and large-scale in­dus­try events are not on the ta­ble. It has shone a spot­light on al­ter­na­tive op­tions and per­haps one of the few glim­mers of pos­i­tive news have been the swift re­duc­tion pol­lu­tion and wildlife sight­ings in ur­ban ar­eas, to re­mind us that be­neath our high-im­pact lives, na­ture re­mains a re­silient force. If brands can take this time to get au­then­ti­cally cre­ative about avoid trav­el­ling and so­cial gath­er­ing, it could usher in a much-needed pe­riod of in­no­va­tion to the fash­ion in­dus­try.

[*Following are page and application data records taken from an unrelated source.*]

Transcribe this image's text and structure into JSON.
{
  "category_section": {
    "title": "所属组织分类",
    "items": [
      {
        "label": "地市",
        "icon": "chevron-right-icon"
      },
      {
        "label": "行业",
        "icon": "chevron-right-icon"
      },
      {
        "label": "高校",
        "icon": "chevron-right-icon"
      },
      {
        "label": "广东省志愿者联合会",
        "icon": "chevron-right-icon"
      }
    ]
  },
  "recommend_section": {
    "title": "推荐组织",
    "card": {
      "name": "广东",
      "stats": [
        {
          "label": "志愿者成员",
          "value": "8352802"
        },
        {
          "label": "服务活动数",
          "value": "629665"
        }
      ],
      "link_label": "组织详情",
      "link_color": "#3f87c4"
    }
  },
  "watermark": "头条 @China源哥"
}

Dig­i­tal­i­sa­tion, aug­mented re­al­ity, vir­tual show­rooms, and ecom­merce are some of the trends be­ing an­tic­i­pated in how we will en­joy or pur­chase fash­ion. Sus­tain­abil­ity af­fects how the pieces will be pro­duced and re­cir­cu­lated, avoid­ing be­com­ing part of land­fill.


To be truly sus­tain­able we could just use what we have in our clos­ets al­ready and stop buy­ing al­to­gether. But that would mean a lot of job losses and sink economies. We don’t want that. We need to stop buy­ing im­pul­sively and be­ing more ra­tio­nal. Look for qual­ity and de­sign, in­stead of price. Avoid trends that will be dé­modé af­ter the sea­son ends. Cus­tomers don’t need to com­pro­mise in style. Quite the op­po­site, sus­tain­abil­ity might help you find your true style, your own fash­ion voice and what re­ally res­onates with you.

We urge our cus­tomers to buy things they love and will be able to wear many times. We source items based on the qual­ity of the gar­ment and how easy it is to care for. It should suit the style and also the life­style of our cus­tomers. For true sus­tain­abil­ity, if you have an event and need a dress, rent or ask friends if you can bor­row.

The rea­son why I started Goshopia was be­cause I strug­gled to find sus­tain­able fash­ion op­tions in this mar­ket that would be of great qual­ity, but didn’t come flown in from far away, bring­ing with it that ad­di­tional car­bon foot­print. Most of the brands are lo­cal, re­gional or have some lo­cal pres­ence and they work with small ate­liers or ar­ti­sans to pro­duce their pieces. De­sign­ers and brands fol­low at least one of our ‘three S’ core val­ues: Slow fash­ion, mean­ing no mass pro­duc­tion, sus­tain­able fash­ion, us­ing or­ganic and biodegrad­able ma­te­ri­als, and so­cially re­spon­si­ble, namely be­ing pro­duced in an eth­i­cal and trace­able way.

For us, the mar­ket is awak­en­ing, and we are ex­cited to be able to as­sist our cus­tomers to find pieces that will bring joy while sup­port­ing oth­ers and min­imis­ing dam­age to the en­vi­ron­ment. Be­cause we truly be­lieve fash­ion can be a force for good.

Newspapers in English

Newspapers from UAE

© PressReader. All rights reserved.